            I certainly welcome criticisms of Calvin’s Trinitarian theology (keep in mind I’m an ex-Calvinist), but what you’ve written above doesn’t obtain.

          • NDaniels

            Page 117, of the pope’s book, On Heaven and Earth, in regards to same-sex sexual unions:
            “If there is a union of a PRIVATE NATURE, THERE IS NEITHER A THIRD PARTY NOR IS SOCIETY AFFECTED. Now, if this union is given the category of marriage and they are given adoption rights, there could be children affected. Every person needs a male father and female mother that can help them shape their identity. – Jorge Mario Bergoglio
            Approval of same-sex sexual unions is approval of same-sex sexual acts.
            Prior to being elected pope, Jorge Mario Bergoglio, by condoning same-sex sexual acts in relationships that he referred to as private, did not include children, and were not called marriage, denied the Sanctity of the marital act. To deny the Sanctity of the marital act, is to deny that God, The Most Holy And Undivided Blessed Trinity, Is The Author of Love, of Life, and of Marriage, and thus deny Salvational Love, God’s Gift of Grace and Mercy.

          • The book you are citing is not an exercise of the extraordinary or ordinary magisterium. What you have cited above from the book does not constitute condoning of homosexual acts. Moreover, when Pope Francis was an Archbishop, he made very plain comments re: the inherent sinfulness of homosexual acts, and fought against the country’s same-sex marriage law, calling it the work of the devil.

            Calvin’s denial of the Catholic Church does not necessarily constitute denial of the Trinitarian essence, because the Catholic Church and the Trinity are not identical. The Church is an ad extra act of divine love, not an essential quality of it. Otherwise one would be arguing that the Church is a necessary, rather than a contingent being.

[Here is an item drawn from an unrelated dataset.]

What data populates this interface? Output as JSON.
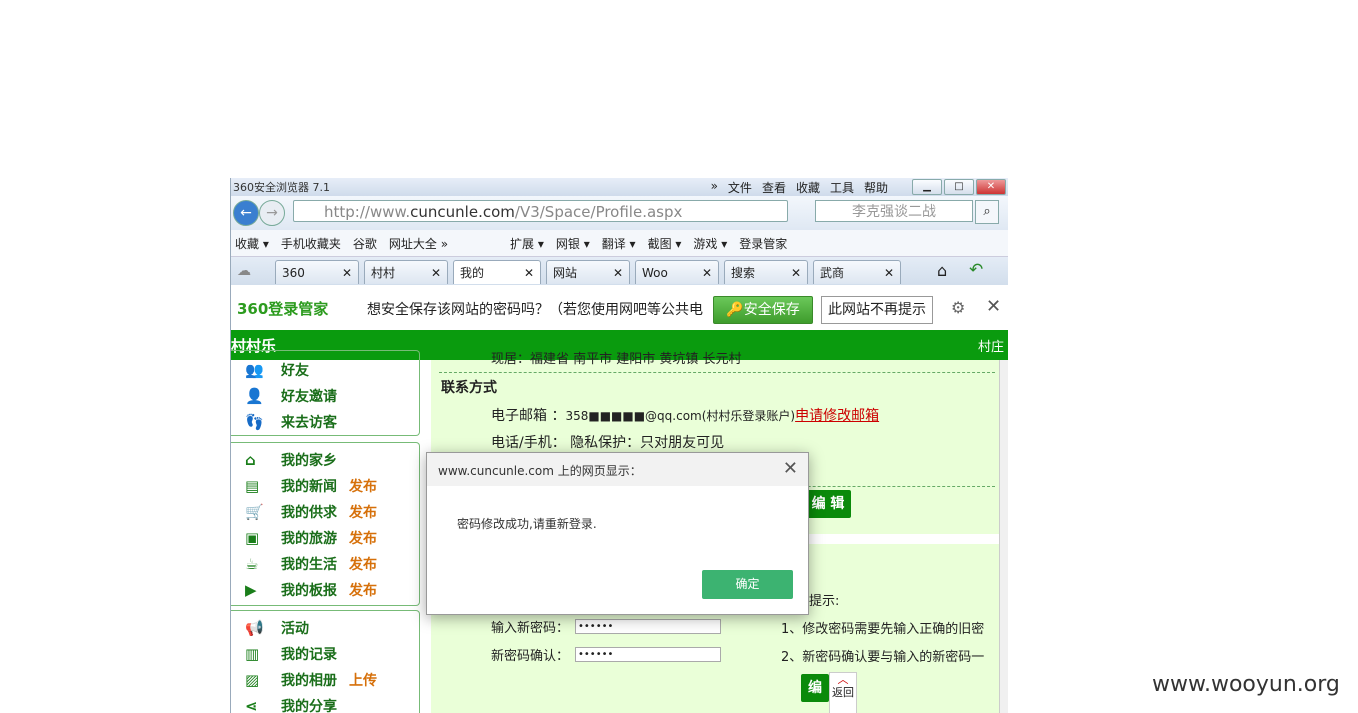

          • NDaniels

            You are simply mistaken. Prior to being elected pope, Jorge Bergoglio condoned same-sex sexual unions as long as they did not include children and were not called marriage, and thus excommunicated himself from Christ’s One, Holy, Catholic, and Apostolic Church.

            Outside The Catholic Church there is no Salvation. It is Through, With, and In Christ, in The Unity of The Holy Ghost, that Holy Mother Church exists.
            One Bridegroom, one Bride, on earth.
            One Bridegroom, One Bride, (One Holy Mother Church), in Heaven.
            The Sacrifice of The Cross, Is The Sacrifice of The Most Holy And Undivided Blessed Trinity.

          • You as an individual person, based on your own interpretation of Scripture and various Church decisions, have determined that Pope Francis has met some arbitrary measure (established by you) by which he is excommunicated from the Church and thus an illegitimate pope. You, “NDaniels,” are not in a position to make such a judgment regarding Pope Francis’ communicant status within the Church. Nor is the arbitrary measure you’ve established sufficient warrant to undermine the legitimacy of Jorge Bergoglio’s election as pope.

            in the peace of Christ, Casey

          • NDaniels

            With all due respect, Casey, although it is true that The Deposit of Faith is not open to personal interpretation, The Catholic Church Has always proclaimed that God Is The Author of Love, of Life, and of Marriage, and that a Faithful Catholic must render onto God what belongs to God. Catholic Canon 750 is clear in regards to that which a Catholic must believe with Divine and Catholic Faith. It is not possible to condone the act of abortion, and same-sex sexual acts without denying that God, The Most Holy And Undivided Blessed Trinity, Is The Author of Love, of Life, and of Marriage. To deny that God Is The Author of Love, of Life, and of Marriage, is to deny The Divinity of The Most Holy And Undivided Blessed Trinity, and thus deny Salvational Love, God’s Gift of Grace and Mercy.
            One cannot deny The Divinity of The Most Holy And Undivided Blessed Trinity, without denying The Essence of Trinitarian Love.

    • brians

      I shared the same first impression of the title, but the article does go on to lay out a legitimate either/or: individual-ism or communal-ism. The title, though, does seem a bit click-baity, and doesn’t fit the substance of the article.